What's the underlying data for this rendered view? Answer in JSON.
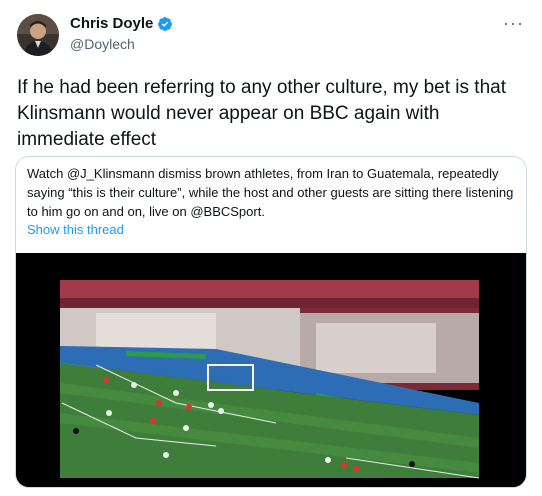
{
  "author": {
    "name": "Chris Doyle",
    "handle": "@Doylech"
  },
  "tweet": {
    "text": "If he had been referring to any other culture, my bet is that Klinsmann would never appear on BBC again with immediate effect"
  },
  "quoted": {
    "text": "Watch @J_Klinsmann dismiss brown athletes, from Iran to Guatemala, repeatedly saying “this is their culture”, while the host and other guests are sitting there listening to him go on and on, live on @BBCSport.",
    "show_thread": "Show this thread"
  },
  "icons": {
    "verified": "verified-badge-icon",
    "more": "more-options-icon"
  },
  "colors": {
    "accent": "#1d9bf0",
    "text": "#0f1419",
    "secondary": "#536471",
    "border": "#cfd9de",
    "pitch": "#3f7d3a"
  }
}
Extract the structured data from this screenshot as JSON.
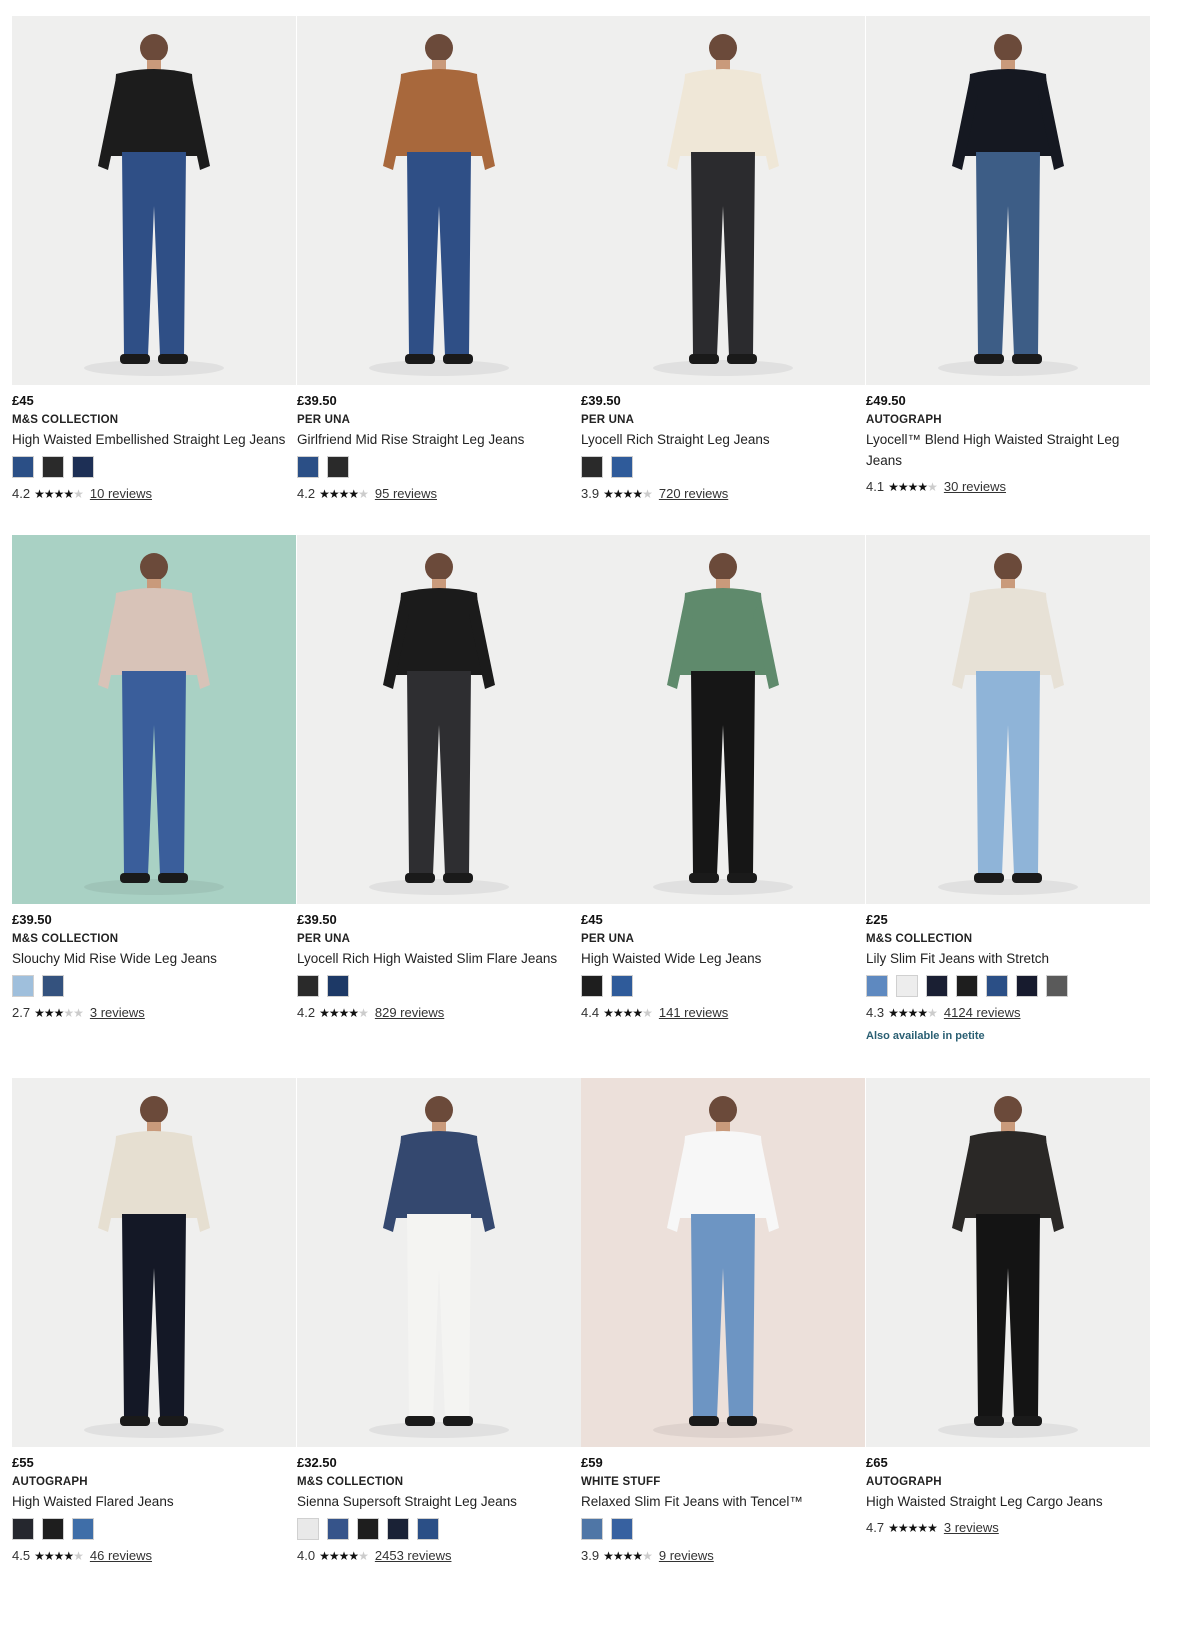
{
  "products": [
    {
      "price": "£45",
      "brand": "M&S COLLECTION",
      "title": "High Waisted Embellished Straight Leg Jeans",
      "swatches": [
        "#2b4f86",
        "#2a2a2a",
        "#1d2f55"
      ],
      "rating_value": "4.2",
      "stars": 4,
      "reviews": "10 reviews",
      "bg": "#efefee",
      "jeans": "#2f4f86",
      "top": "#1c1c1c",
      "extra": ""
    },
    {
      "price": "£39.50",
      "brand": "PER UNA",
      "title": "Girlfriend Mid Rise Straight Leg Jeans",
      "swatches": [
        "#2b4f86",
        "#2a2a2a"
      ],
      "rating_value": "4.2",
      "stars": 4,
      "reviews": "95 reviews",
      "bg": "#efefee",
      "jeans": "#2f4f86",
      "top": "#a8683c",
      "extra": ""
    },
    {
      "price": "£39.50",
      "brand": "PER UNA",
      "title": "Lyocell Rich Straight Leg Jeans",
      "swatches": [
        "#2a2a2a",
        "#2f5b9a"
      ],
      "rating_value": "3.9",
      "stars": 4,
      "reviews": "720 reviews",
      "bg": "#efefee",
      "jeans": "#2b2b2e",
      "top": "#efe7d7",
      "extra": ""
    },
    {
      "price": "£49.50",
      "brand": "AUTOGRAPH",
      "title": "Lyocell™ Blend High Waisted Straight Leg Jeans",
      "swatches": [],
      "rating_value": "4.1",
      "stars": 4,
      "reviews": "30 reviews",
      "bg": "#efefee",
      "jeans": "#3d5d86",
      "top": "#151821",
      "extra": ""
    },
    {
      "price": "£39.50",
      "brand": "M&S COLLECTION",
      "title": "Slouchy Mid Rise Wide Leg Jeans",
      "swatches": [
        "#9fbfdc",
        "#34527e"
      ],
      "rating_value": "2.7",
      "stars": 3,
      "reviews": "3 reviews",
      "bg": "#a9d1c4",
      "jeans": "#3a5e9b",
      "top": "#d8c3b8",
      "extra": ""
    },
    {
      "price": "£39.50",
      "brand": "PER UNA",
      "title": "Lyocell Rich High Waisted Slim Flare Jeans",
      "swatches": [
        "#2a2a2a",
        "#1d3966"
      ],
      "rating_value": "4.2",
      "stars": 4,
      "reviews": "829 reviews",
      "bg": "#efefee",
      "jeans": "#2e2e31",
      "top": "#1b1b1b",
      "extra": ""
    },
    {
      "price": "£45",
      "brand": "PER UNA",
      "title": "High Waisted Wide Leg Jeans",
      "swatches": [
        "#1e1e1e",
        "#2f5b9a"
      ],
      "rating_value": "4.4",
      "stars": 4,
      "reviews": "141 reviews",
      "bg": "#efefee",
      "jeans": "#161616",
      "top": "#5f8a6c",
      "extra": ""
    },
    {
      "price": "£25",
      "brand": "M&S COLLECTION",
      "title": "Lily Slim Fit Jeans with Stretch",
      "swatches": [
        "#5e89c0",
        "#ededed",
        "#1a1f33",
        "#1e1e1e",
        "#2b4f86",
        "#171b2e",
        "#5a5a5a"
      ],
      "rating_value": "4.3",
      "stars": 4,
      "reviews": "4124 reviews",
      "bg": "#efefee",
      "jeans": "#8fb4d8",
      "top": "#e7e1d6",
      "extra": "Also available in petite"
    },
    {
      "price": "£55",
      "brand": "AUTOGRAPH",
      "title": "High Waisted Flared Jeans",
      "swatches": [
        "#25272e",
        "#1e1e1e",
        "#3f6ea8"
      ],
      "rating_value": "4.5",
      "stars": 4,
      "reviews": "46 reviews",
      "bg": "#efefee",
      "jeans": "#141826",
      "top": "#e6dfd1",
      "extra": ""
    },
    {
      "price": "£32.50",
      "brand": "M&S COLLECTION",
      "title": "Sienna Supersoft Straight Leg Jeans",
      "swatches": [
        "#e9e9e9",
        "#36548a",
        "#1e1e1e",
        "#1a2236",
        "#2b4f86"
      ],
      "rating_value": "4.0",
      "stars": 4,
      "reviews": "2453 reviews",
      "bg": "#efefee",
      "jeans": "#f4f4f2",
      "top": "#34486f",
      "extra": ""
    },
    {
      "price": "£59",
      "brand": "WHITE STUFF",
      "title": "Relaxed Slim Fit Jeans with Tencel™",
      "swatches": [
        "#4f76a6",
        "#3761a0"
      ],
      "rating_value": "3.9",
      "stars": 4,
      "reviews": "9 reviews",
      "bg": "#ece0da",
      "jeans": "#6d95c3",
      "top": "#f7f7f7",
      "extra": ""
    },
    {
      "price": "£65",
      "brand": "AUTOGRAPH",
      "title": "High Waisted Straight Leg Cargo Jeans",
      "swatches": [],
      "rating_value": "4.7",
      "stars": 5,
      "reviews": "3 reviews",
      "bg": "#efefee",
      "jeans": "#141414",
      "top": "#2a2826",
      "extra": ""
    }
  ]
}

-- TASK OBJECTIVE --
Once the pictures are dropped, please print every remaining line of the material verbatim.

-- TASK SOLUTION --
What's the underlying data for this rendered view? Answer in JSON.
{
  "author": {
    "name": "Chris Doyle",
    "handle": "@Doylech"
  },
  "tweet": {
    "text": "If he had been referring to any other culture, my bet is that Klinsmann would never appear on BBC again with immediate effect"
  },
  "quoted": {
    "text": "Watch @J_Klinsmann dismiss brown athletes, from Iran to Guatemala, repeatedly saying “this is their culture”, while the host and other guests are sitting there listening to him go on and on, live on @BBCSport.",
    "show_thread": "Show this thread"
  },
  "icons": {
    "verified": "verified-badge-icon",
    "more": "more-options-icon"
  },
  "colors": {
    "accent": "#1d9bf0",
    "text": "#0f1419",
    "secondary": "#536471",
    "border": "#cfd9de",
    "pitch": "#3f7d3a"
  }
}
Extract the structured data from this screenshot as JSON.
{
  "products": [
    {
      "price": "£45",
      "brand": "M&S COLLECTION",
      "title": "High Waisted Embellished Straight Leg Jeans",
      "swatches": [
        "#2b4f86",
        "#2a2a2a",
        "#1d2f55"
      ],
      "rating_value": "4.2",
      "stars": 4,
      "reviews": "10 reviews",
      "bg": "#efefee",
      "jeans": "#2f4f86",
      "top": "#1c1c1c",
      "extra": ""
    },
    {
      "price": "£39.50",
      "brand": "PER UNA",
      "title": "Girlfriend Mid Rise Straight Leg Jeans",
      "swatches": [
        "#2b4f86",
        "#2a2a2a"
      ],
      "rating_value": "4.2",
      "stars": 4,
      "reviews": "95 reviews",
      "bg": "#efefee",
      "jeans": "#2f4f86",
      "top": "#a8683c",
      "extra": ""
    },
    {
      "price": "£39.50",
      "brand": "PER UNA",
      "title": "Lyocell Rich Straight Leg Jeans",
      "swatches": [
        "#2a2a2a",
        "#2f5b9a"
      ],
      "rating_value": "3.9",
      "stars": 4,
      "reviews": "720 reviews",
      "bg": "#efefee",
      "jeans": "#2b2b2e",
      "top": "#efe7d7",
      "extra": ""
    },
    {
      "price": "£49.50",
      "brand": "AUTOGRAPH",
      "title": "Lyocell™ Blend High Waisted Straight Leg Jeans",
      "swatches": [],
      "rating_value": "4.1",
      "stars": 4,
      "reviews": "30 reviews",
      "bg": "#efefee",
      "jeans": "#3d5d86",
      "top": "#151821",
      "extra": ""
    },
    {
      "price": "£39.50",
      "brand": "M&S COLLECTION",
      "title": "Slouchy Mid Rise Wide Leg Jeans",
      "swatches": [
        "#9fbfdc",
        "#34527e"
      ],
      "rating_value": "2.7",
      "stars": 3,
      "reviews": "3 reviews",
      "bg": "#a9d1c4",
      "jeans": "#3a5e9b",
      "top": "#d8c3b8",
      "extra": ""
    },
    {
      "price": "£39.50",
      "brand": "PER UNA",
      "title": "Lyocell Rich High Waisted Slim Flare Jeans",
      "swatches": [
        "#2a2a2a",
        "#1d3966"
      ],
      "rating_value": "4.2",
      "stars": 4,
      "reviews": "829 reviews",
      "bg": "#efefee",
      "jeans": "#2e2e31",
      "top": "#1b1b1b",
      "extra": ""
    },
    {
      "price": "£45",
      "brand": "PER UNA",
      "title": "High Waisted Wide Leg Jeans",
      "swatches": [
        "#1e1e1e",
        "#2f5b9a"
      ],
      "rating_value": "4.4",
      "stars": 4,
      "reviews": "141 reviews",
      "bg": "#efefee",
      "jeans": "#161616",
      "top": "#5f8a6c",
      "extra": ""
    },
    {
      "price": "£25",
      "brand": "M&S COLLECTION",
      "title": "Lily Slim Fit Jeans with Stretch",
      "swatches": [
        "#5e89c0",
        "#ededed",
        "#1a1f33",
        "#1e1e1e",
        "#2b4f86",
        "#171b2e",
        "#5a5a5a"
      ],
      "rating_value": "4.3",
      "stars": 4,
      "reviews": "4124 reviews",
      "bg": "#efefee",
      "jeans": "#8fb4d8",
      "top": "#e7e1d6",
      "extra": "Also available in petite"
    },
    {
      "price": "£55",
      "brand": "AUTOGRAPH",
      "title": "High Waisted Flared Jeans",
      "swatches": [
        "#25272e",
        "#1e1e1e",
        "#3f6ea8"
      ],
      "rating_value": "4.5",
      "stars": 4,
      "reviews": "46 reviews",
      "bg": "#efefee",
      "jeans": "#141826",
      "top": "#e6dfd1",
      "extra": ""
    },
    {
      "price": "£32.50",
      "brand": "M&S COLLECTION",
      "title": "Sienna Supersoft Straight Leg Jeans",
      "swatches": [
        "#e9e9e9",
        "#36548a",
        "#1e1e1e",
        "#1a2236",
        "#2b4f86"
      ],
      "rating_value": "4.0",
      "stars": 4,
      "reviews": "2453 reviews",
      "bg": "#efefee",
      "jeans": "#f4f4f2",
      "top": "#34486f",
      "extra": ""
    },
    {
      "price": "£59",
      "brand": "WHITE STUFF",
      "title": "Relaxed Slim Fit Jeans with Tencel™",
      "swatches": [
        "#4f76a6",
        "#3761a0"
      ],
      "rating_value": "3.9",
      "stars": 4,
      "reviews": "9 reviews",
      "bg": "#ece0da",
      "jeans": "#6d95c3",
      "top": "#f7f7f7",
      "extra": ""
    },
    {
      "price": "£65",
      "brand": "AUTOGRAPH",
      "title": "High Waisted Straight Leg Cargo Jeans",
      "swatches": [],
      "rating_value": "4.7",
      "stars": 5,
      "reviews": "3 reviews",
      "bg": "#efefee",
      "jeans": "#141414",
      "top": "#2a2826",
      "extra": ""
    }
  ]
}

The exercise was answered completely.